If you can site your gas boiler outside the house, do so! The silent killer, Carbon Monoxide is a highly toxic bi-product which reduces the oxygen carrying capacity of blood. Even at low levels, it reduces concentration but ingested at a higher level, causes nausea, headaches, dizziness and ultimately, death. One only has to think back to October 2006 and the Greek holiday tragedy involving young Robert and Christianne Shepherd who died in their holiday accommodation due to carbon monoxide poisoning. Learn more about the dangers of Carbon Monoxide at CarbonMonoxideKills.com.
Cooking with gas
Use electricity to cook with instead of gas. Nitrogen dioxide (NO2), one of the by-products of domestic gas ovens can have both acute and chronic effects on health, particularly in people with asthma. At relatively high concentrations, NO2 causes inflammation of the airways. Studies also suggest that long term exposure to NO2 may affect lung function and thus increase the level of respiratory infections in children as well as enhancing the response to allergens in sensitive individuals such as the elderly.
The humble PC

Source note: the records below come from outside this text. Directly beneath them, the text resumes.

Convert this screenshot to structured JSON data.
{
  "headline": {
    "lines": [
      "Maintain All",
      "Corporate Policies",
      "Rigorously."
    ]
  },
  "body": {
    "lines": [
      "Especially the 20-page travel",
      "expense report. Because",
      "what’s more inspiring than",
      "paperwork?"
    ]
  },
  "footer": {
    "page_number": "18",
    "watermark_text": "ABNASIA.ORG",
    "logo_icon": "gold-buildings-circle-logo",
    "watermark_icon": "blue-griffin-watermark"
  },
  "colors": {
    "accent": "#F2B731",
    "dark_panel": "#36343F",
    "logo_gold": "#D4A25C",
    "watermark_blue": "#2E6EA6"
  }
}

Got a PC, fax or copier in your bedroom? Millions of us have but few know that the circuitry and inks emit volatile carbon toxins into the air. Here's a few of the worst offenders lurking in your machinery: Lead - shown to cause damage to the central and peripheral nervous systems, blood system and kidneys. Barium - used in the front panels of old CRT monitors. Studies have shown that short-term exposure to Barium (through ingestion) can result in brain swelling, muscle weakness, and damage to the heart, liver, and spleen. Mercury - 22 % of the annual global consumption of mercury is used in electrical and electronic equipment. Found in batteries and LCD flat screens, it is more toxic than lead, cadmium or even arsenic! Other unfriendlies in your PC are tin, arsenic, beryllium, hexavalent chromium, selenium, arsenic, manganese and silver! Happy surfing!
Be aware of TVs viewed in bedrooms which tend to be viewed at closer proximity than the living room. EMFs (Electromagnetic Fields) emitted from the screens have been shown to damage melatonin levels which we all need for restful sleep. Plasma screen televisions also give off high magnetic and electric fields within a 6ft radius so sit well back.
If you live in an old property, be sure to carry out redecoration carefully. Old paint such as that discovered six layers deep in a Victorian property often contains lead which is extremely harmful to health. The most serious effect is encephalopathy. Permanent damage to the nervous system may also occur resulting in behavioural difficulties. Lead toxicity also has other insidious effects such as causing organ failure in the kidneys damage to the red blood cells.
Going green with your household cleaning products does not mean you have to become an eco-anorak. However, normal bleach contains Chlorine, some of the proprietary spray polishes contain volatile toxins and other brands of cleaning products use dangerous toxic solvents, carcinogenic detergents etc.
Switch soaps and personal hygiene products to safer alternatives and beware of using perfume or perfumed products directly on the skin. Why? Sodium Iauryl sulphate weakens human skin, allowing more toxins to be absorbed by the body. Mypure.co.uk offers alternative cleaning products every bit as effective as their chemical counterparts.